My goal in my woodworking, furniture design and furniture building has always been to satisfy the perceived need my customers have when they first approach me. To make it as easy as possible for my clients to have whatever kind of furniture they want. As a result I have taken on evermore challenging projects over the years. I have always been able to teach myself what I need to know to accomplish my goals and this ability has served me well as a furniture designer and maker. I have an extensive reference library in my studio that I refer to when I need to. I also keep copious notes about many aspects of design and woodworking and have filled many, many binders.
As I have witnessed the response I get from my clients to the work I’ve made for them I have begun to realize that I am adopting another goal in my work as well. A deeper, more meaningful goal. I find that I take great satisfaction when, upon delivery, my clients express real joy. There is something gained by having some part of our built environment built by hand by someone who cares about the work they do. Even if the work built by hand is just one piece it reminds us that there is a lot more to life. There’s caring, there’s art, there’s being human.
Recently I remade my website and asked a few clients if they would be kind enough to offer some comments about the work I did for them so that I could post them on my new site.

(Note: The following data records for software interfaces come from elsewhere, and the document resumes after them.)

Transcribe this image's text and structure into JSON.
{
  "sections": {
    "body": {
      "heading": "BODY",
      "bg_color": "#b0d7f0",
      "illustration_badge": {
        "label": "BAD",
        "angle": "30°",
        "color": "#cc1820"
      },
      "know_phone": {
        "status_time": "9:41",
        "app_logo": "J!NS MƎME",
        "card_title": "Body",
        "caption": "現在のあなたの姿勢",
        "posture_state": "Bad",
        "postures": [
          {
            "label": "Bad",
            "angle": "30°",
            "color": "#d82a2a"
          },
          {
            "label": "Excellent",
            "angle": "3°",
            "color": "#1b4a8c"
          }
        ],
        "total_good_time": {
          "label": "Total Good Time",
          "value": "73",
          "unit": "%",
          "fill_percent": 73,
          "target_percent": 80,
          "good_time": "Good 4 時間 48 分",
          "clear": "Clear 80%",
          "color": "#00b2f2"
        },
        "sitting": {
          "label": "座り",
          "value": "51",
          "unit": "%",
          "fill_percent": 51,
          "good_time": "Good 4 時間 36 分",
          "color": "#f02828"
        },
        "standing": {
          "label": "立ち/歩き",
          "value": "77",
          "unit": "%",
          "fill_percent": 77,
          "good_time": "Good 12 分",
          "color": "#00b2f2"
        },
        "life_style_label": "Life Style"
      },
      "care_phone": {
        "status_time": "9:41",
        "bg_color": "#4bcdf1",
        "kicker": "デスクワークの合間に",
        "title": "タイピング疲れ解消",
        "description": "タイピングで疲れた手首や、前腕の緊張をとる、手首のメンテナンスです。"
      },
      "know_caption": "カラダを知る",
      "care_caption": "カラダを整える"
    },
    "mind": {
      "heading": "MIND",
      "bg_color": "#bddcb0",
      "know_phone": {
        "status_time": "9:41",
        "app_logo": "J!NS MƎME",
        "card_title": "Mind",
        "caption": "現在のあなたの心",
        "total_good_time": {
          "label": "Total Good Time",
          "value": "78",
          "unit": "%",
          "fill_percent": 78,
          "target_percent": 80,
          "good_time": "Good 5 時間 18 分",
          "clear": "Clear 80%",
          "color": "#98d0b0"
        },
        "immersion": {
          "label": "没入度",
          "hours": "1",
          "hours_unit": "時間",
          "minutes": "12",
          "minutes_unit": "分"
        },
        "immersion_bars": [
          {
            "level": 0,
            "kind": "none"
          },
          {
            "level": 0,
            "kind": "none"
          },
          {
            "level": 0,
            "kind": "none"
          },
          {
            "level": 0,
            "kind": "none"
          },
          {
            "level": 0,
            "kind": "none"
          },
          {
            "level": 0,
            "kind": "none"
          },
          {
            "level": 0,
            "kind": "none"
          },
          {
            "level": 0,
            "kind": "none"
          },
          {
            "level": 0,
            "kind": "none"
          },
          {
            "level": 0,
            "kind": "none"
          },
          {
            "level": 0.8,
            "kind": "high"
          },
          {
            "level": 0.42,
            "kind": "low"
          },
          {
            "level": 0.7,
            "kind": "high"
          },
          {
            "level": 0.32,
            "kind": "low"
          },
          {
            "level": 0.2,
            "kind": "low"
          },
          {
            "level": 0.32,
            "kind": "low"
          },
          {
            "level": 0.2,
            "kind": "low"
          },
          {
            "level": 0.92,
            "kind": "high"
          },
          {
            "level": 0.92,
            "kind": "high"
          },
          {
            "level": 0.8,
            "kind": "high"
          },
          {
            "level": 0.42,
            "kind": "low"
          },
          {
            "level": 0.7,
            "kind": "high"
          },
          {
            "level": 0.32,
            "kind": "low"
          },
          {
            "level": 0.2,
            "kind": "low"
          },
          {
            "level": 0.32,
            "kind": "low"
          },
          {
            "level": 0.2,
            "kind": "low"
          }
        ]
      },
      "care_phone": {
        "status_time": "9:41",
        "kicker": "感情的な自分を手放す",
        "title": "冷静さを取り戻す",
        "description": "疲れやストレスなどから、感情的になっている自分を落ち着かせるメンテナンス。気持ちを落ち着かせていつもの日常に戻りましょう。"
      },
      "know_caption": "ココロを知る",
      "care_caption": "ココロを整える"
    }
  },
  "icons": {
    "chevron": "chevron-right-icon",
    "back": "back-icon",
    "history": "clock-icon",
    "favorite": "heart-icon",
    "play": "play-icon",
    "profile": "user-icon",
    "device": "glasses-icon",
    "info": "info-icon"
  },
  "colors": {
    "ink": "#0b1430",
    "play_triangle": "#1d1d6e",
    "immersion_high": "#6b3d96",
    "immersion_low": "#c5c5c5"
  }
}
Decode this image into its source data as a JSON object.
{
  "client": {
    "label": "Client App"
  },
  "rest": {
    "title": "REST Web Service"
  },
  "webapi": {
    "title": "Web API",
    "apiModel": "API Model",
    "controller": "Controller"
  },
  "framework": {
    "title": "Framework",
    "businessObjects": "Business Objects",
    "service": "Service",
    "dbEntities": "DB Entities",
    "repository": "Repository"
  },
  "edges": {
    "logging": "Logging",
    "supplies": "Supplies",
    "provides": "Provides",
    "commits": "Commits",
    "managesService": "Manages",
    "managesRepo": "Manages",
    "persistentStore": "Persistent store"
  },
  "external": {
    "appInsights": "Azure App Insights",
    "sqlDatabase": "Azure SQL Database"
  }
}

If you’d like to read them they can be seen here: testimonials.